Water Colour on Paper, 1946
15’’ x 13’’
Oil on Board 1946
16.5’’ x 12’’
Emergence of styles
Having had formal artistic training from the Sir J J School of Art, Bombay and later at the Academy Julian, Paris, Hebbar taught art at the J J School for many years and was sought after as an art mentor by several institutions. While his early works reflect an influence of the academic style as can be seen in ‘Lady from Kerala’, he belongs to the generation of painters who allowed themselves to be influenced by the world and tried to grapple with an art-world continually re-enunciating the art process. His later travels across the world especially to Europe and the Far East including Japan and Indonesia therefore had a significant influence on him that made him re-define his style, which became more globally encompassing, abstract and symbolic. The portraits reflect a more intimate and personal mode of the artist’s interaction with his contemporaries and the people in his world including anonymous faces who feature as familiar strangers in this kinship cluster as part of his experiential world. While Hebbar’s style evolved from the depictive towards an abstract style, the major medium of his works being oil on canvas, it was complemented by a equally robust body of work in the medium of the line drawing – a style now famous as the ‘Singing lines’ – a term attributed to his drawings by writer Mulk Raj Anand.

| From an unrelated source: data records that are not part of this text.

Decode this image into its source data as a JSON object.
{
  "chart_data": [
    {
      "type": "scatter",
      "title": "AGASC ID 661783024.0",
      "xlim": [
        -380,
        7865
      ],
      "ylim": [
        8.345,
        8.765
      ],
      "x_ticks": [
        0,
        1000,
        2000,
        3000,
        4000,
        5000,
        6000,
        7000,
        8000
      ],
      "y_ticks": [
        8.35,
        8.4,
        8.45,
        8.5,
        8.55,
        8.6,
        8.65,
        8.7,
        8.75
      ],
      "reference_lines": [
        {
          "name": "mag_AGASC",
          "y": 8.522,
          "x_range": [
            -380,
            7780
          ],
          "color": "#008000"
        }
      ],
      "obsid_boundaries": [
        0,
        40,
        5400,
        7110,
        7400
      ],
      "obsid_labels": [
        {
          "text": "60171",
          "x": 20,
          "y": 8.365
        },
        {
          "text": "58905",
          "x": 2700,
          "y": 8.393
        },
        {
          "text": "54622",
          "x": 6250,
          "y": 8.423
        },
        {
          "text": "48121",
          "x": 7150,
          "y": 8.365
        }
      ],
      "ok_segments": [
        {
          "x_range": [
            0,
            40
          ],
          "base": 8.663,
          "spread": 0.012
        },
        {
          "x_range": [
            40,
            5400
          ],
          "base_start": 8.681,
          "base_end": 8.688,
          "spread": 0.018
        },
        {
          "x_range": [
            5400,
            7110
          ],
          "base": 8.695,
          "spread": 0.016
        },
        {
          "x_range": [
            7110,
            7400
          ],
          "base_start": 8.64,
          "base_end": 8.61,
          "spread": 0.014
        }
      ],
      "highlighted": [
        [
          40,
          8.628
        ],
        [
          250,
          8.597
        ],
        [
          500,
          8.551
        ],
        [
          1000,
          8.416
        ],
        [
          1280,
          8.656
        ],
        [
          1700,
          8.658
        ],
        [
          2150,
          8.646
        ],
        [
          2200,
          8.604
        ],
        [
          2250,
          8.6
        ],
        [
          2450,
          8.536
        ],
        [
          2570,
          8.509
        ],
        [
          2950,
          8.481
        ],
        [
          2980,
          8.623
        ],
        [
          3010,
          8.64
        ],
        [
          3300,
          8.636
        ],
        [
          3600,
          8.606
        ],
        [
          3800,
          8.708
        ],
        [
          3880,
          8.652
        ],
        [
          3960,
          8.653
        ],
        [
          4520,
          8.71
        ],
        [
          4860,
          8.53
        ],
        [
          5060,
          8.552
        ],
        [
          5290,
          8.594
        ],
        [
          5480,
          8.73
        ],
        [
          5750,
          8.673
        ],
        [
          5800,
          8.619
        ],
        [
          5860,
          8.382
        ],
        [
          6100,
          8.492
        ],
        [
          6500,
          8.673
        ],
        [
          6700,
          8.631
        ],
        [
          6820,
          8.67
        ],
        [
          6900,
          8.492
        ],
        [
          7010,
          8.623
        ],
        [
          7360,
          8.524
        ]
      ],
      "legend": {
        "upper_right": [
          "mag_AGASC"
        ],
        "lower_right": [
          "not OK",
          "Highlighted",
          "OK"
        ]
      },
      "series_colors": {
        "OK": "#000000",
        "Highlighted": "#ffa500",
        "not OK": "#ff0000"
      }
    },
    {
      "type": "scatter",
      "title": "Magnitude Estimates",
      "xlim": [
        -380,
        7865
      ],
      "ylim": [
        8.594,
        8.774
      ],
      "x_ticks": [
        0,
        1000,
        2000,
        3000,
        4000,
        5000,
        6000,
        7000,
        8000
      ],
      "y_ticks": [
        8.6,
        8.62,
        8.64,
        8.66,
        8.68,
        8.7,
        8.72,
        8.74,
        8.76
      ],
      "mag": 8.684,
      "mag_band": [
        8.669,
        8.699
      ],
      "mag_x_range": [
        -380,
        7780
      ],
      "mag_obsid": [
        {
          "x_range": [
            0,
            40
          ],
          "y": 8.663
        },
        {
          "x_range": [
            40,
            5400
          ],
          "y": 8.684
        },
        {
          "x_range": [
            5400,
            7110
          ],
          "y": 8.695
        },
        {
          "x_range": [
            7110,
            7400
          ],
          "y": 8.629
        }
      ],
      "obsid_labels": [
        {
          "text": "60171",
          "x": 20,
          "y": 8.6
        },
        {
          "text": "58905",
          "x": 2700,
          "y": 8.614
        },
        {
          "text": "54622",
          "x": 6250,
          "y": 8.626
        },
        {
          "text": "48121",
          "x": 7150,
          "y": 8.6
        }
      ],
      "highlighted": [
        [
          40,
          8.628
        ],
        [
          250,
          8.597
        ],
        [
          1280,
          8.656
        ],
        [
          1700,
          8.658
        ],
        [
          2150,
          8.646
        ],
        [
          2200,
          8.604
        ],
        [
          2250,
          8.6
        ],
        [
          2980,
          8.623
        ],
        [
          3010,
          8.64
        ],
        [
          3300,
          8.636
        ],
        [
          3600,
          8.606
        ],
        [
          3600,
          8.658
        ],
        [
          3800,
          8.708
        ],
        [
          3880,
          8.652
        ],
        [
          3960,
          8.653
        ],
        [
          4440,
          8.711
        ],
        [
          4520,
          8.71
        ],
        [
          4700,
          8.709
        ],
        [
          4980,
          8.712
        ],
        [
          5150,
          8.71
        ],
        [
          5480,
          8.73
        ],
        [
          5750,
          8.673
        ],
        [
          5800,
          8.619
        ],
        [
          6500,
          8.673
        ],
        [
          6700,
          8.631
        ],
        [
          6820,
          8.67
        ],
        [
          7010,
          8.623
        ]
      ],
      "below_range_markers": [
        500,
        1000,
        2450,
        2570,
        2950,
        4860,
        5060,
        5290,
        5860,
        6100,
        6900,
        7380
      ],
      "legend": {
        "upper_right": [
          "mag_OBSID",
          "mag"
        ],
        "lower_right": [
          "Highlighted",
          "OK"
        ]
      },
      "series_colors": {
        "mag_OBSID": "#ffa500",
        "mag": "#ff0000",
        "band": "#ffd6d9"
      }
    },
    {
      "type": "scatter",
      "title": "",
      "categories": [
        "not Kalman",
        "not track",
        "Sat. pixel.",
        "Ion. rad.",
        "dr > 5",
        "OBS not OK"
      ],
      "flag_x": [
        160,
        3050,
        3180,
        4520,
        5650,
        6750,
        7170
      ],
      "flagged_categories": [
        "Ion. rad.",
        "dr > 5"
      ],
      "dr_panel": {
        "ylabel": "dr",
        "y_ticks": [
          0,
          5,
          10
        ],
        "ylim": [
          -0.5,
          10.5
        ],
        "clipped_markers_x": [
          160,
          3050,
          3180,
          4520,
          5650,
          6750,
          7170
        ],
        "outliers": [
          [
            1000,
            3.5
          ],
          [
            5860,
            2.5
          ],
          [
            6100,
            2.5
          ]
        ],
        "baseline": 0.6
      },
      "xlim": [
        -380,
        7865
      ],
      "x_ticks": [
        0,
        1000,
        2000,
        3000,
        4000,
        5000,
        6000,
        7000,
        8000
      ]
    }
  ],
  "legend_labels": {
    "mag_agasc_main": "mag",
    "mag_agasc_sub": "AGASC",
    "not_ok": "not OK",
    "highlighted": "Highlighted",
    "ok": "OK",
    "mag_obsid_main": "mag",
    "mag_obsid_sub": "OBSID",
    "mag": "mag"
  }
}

The most prominent contemporaries of Hebbar in Bombay were the Bombay Progressive Artists’ Group of the time which included artists like F. N. Souza, S. H. Raza, M. F. Husain, K. H. Ara, H. A. Gade, S. K. Bakre et al. Hebbar had grown up amidst a musical environment rich with folk performative traditions like Yakshagaana. His longstanding friendship with the cultural polyglot Dr. Shivrama Karanth who also hailed from the same region is well known while Charles Gerard, the dean of Sir J J School of Art Mumbai was a mentor to K K Hebbar who helped him find his individual style beyond mere technical skill.
The Artist’s Socio-Political World
Hebbar’s portraits reflect a different mode of artistic engagement with his world, displaying not only aesthetic concerns but also a larger socio-economic context under which the portraits and the people in the portraits existed.
The artist’s emergence is intrinsically linked to dedicated friendships and patronage that supports and makes possible an artist’s freedom and an artist’s voice to come to the fore. These portraits represent a set of government commissioned portraits of political leaders and patrons portrayed in moods that are quite domestic, intimate and non-formal.
His general aesthetic moves away from glorification of any ideal ‘personhood’ and strives to stay true to the contextual mood and state of mind of the subjects portrayed, be it the coupled portraits of the Broese family who were life-long patrons and collectors of Hebbar’s works, or the portraits of John F Kennedy and Pandit Nehru commissioned by the Times of India group for the Illustrated Weekly of India magazine, or the life-size portrait of Smt. Indira Gandhi which was made during her final days showing a vulnerable side of the national leader contrary to conventions of political portraiture.
pen and ink on paper
Poster Color on cardboard 1968
13’’ x 12’’
Oil on Canvas 1978
20’’ x 15’’
Oil on Canvas 1978
17.5’’ x 21.5
Rekha/ Rajani (Daughters of K K Hebbar) Oil on Canvas 1959
Hebbar’s wife Smt. Susheela Hebbar and mother Sitamma are portrayed within frames that include detailed elements marking their environment. For instance, in the portrait of Susheela Hebbar, a painting is depicted as resting in the background of the central figure and in the portrait of Sitamma, a tulsi katte in the courtyard can be seen in the backdrop. These portraits bring to the fore entire worlds, with the people associated within. These works reflect Hebbar’s shift from his focus on merely portraying the subject to portraying the subject along with the subject’s world as a whole.
Sitamma (Mother of K K Hebbar) Oil on Canvas Early 50’s 24’’ x 14.5’’